Paris, Texas (dir. Wim Wenders)
Roberto Rossellini's War Trilogy - Rome Open City, Paisan, and Germany Year Zero
Che (dir. Steven Soderbergh)
8½ on Blu-Ray (dir. Frederico Fellini)
Five films by Chantal Akerman
If nothing here does anything for you...well, if you're not a cinephile, then of course all is forgiven, but if you consider yourself a movie buff at all...c'mon! Look at these things!
I've been meaning to see Paris, Texas for years now, ever since I caught Wenders' Wings of Desire at the Brattle. Guess I'll be waiting a couple more months. Che was one of the best films of last year, and will probably get mentioned on my Best of the Decade pieces. 8½ is...I'm more of a La Dolce Vita guy at the end of the day, but 8½ is like watching an explosion of imagination and revelation right before your eyes (what other director has so enthusiastically, directly, and entertainingly declared his personal flaws?). I've never been crazy about the current Criterion transfer, so I am unreasonably excited about this.
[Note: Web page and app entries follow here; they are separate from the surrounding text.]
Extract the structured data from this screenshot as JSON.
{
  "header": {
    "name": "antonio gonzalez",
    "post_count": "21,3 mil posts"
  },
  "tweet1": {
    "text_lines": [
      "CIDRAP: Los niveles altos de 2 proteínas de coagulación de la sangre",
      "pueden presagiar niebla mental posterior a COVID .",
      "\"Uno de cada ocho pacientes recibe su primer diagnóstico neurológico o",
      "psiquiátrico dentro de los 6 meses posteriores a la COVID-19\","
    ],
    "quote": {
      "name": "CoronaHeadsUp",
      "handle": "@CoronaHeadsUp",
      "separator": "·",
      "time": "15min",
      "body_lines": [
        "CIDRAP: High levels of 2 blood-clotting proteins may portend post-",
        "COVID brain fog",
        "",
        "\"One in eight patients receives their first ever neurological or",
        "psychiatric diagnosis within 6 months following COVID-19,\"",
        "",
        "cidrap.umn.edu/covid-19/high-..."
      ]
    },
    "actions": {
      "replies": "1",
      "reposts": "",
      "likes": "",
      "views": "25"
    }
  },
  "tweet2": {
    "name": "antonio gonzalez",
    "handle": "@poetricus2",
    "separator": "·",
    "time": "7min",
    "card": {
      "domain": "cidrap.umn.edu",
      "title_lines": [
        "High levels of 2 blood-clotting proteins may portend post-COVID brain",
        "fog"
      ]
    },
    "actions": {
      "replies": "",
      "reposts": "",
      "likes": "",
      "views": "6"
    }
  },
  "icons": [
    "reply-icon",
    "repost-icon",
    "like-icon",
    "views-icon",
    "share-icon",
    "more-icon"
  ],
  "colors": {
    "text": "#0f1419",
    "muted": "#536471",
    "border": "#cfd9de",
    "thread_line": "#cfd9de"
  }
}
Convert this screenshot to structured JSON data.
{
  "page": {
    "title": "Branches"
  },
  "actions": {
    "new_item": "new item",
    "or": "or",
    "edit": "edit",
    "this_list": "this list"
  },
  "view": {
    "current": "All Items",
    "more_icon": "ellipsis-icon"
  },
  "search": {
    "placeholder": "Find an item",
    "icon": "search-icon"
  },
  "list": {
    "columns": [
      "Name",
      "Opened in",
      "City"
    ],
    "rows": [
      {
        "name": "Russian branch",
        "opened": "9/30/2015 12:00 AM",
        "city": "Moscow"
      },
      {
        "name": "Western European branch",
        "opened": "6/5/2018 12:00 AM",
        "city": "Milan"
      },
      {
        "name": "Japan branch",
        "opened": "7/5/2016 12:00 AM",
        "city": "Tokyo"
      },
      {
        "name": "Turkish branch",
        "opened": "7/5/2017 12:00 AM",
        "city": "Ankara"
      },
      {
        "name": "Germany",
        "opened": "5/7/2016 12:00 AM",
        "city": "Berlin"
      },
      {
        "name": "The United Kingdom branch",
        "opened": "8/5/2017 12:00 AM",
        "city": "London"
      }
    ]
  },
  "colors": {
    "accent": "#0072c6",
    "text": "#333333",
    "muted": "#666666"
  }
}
Let me say this about Italian Neorealism, of which Rossellini's films are more than a part of - along with Bicycle Thieves they are the defining works of the movement. Yes, they're relentlessly depressing. You have to put it in context, though, and recognize that these films were made just as the Europe (and, as one might guess, Italy in particular) were coming out of World War II. Their country was completely decimated and their way of life would be changed forever. As a social document these films are staggering. As part of a country's cathartic experience, they're almost unmatched in the close ties between art and life. I cannot wait to finally see Rossellini's films in their entirety; until now, they've been tough to come across, especially in decent transfers (and Paisan has never been available on DVD).
And Akerman...I saw Jeanne Dielman. It's the kind of film that makes you follow a director anywhere. 'Nuff said.
God I love the Criterion Collection.